Although this procedure appears to compel identity of those who want to be excluded from the class action, the practical application of the notice and procedure will permit those persons who wish to remain anonymous to remain so by simply not coming forth in the case even at the final stage where individual claims would be submitted if the class action is successful. Those persons not coming forth would be found by the final disposition of the action and in the event the action is successful the individuals wishing to remain anonymous could still remain so by declining to file a claim. As we have stated earlier, the decision of the *909 choice to remain anonymous is up to the individual. The benefits of this procedure are that the wishes of those who wish to remain anonymous will be respected. At the same time, adequate notice would be given so that individuals can make a deliberate judgment to remain anonymous or not. In following this procedure Blue Cross will not be required to break "faith" with its subscribers.
The objection by Blue Cross to furnish the names and addresses of the concerned state employees, retired or otherwise, who received treatment for alcoholism is sustained because of the confidentiality of the matter involved. However, we are not basing this decision on the costs involved. Any action appealed to us in the future where confidentiality is not involved we will consider the cost issue anew.

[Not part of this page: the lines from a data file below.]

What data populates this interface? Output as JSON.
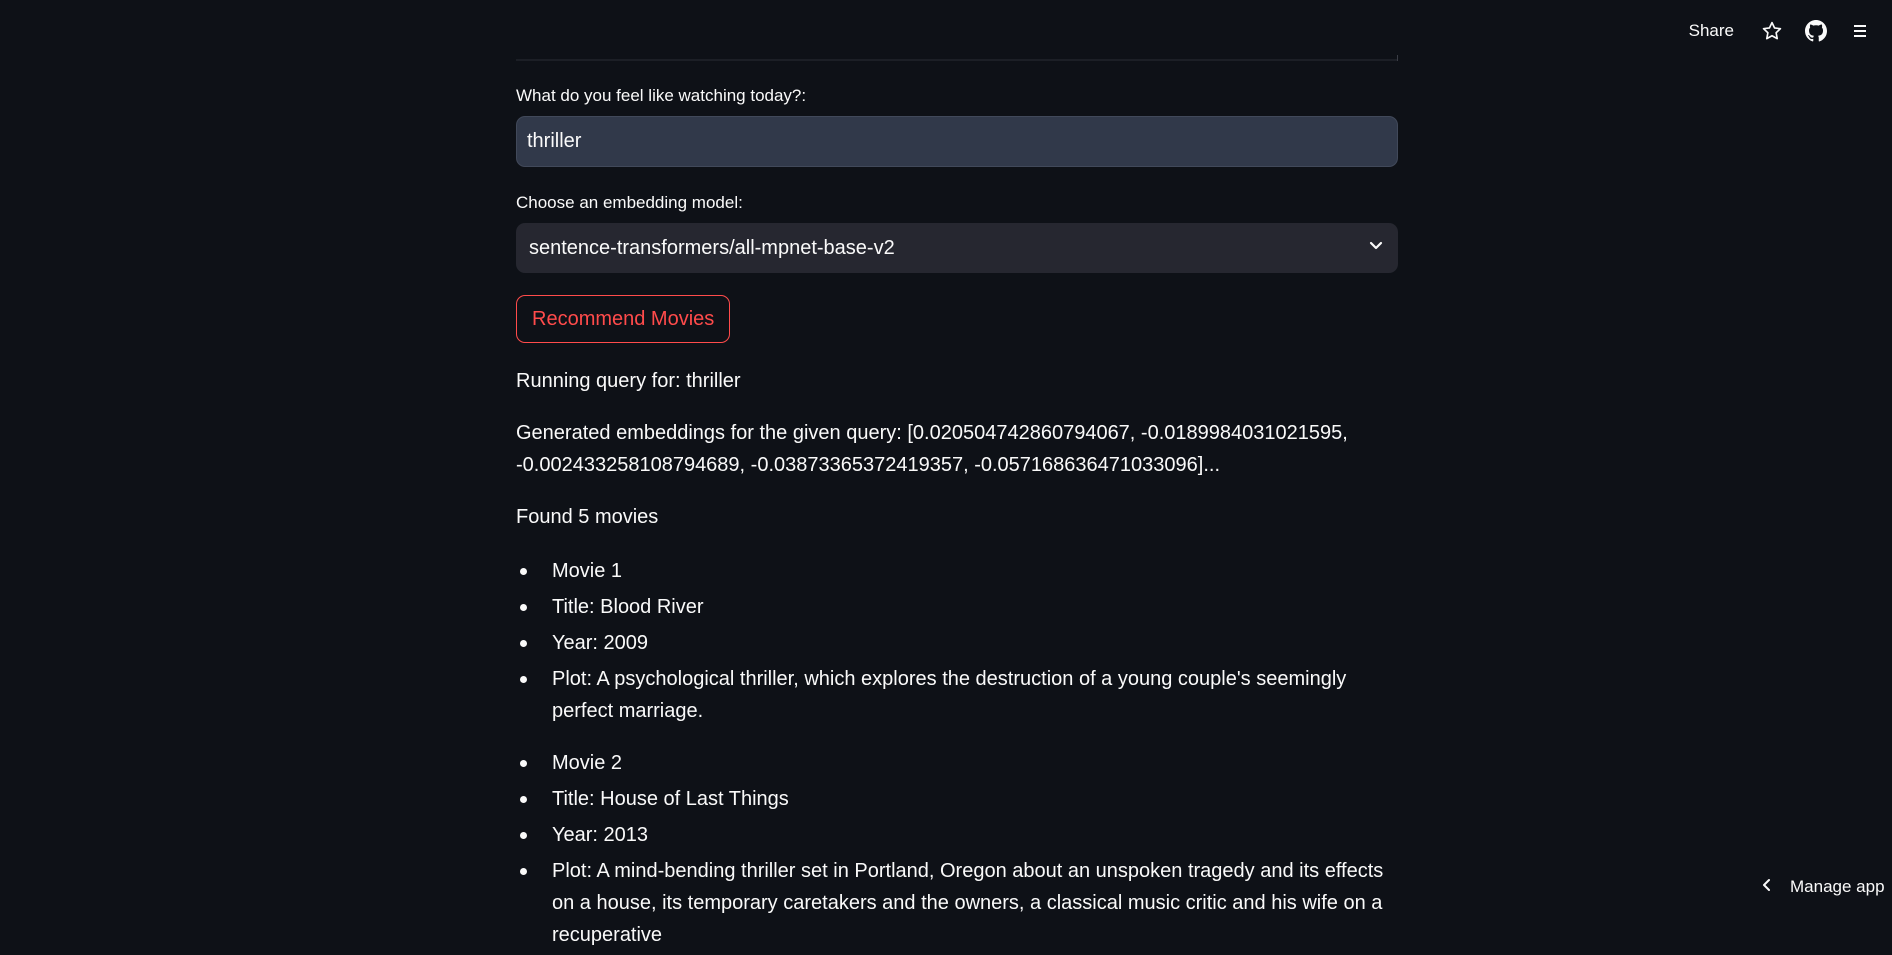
{
  "header": {
    "share_label": "Share",
    "icons": [
      "star-icon",
      "github-icon"
    ]
  },
  "form": {
    "query_label": "What do you feel like watching today?:",
    "query_value": "thriller",
    "model_label": "Choose an embedding model:",
    "model_selected": "sentence-transformers/all-mpnet-base-v2",
    "button_label": "Recommend Movies"
  },
  "output": {
    "running_query": "Running query for: thriller",
    "embeddings_line1": "Generated embeddings for the given query: [0.020504742860794067, -0.0189984031021595,",
    "embeddings_line2": "-0.002433258108794689, -0.03873365372419357, -0.057168636471033096]...",
    "found": "Found 5 movies"
  },
  "movies": [
    {
      "heading": "Movie 1",
      "title": "Title: Blood River",
      "year": "Year: 2009",
      "plot": "Plot: A psychological thriller, which explores the destruction of a young couple's seemingly perfect marriage."
    },
    {
      "heading": "Movie 2",
      "title": "Title: House of Last Things",
      "year": "Year: 2013",
      "plot": "Plot: A mind-bending thriller set in Portland, Oregon about an unspoken tragedy and its effects on a house, its temporary caretakers and the owners, a classical music critic and his wife on a recuperative"
    }
  ],
  "footer": {
    "manage_label": "Manage app"
  },
  "colors": {
    "background": "#0e1117",
    "input_bg": "#31394a",
    "select_bg": "#262730",
    "accent": "#ff4b4b",
    "text": "#fafafa"
  }
}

This case is remanded to the district court for further proceedings consistent with this opinion.
ERICKSTAD, C. J., and PEDERSON, PAULSON and VANDE WALLE, JJ., concur.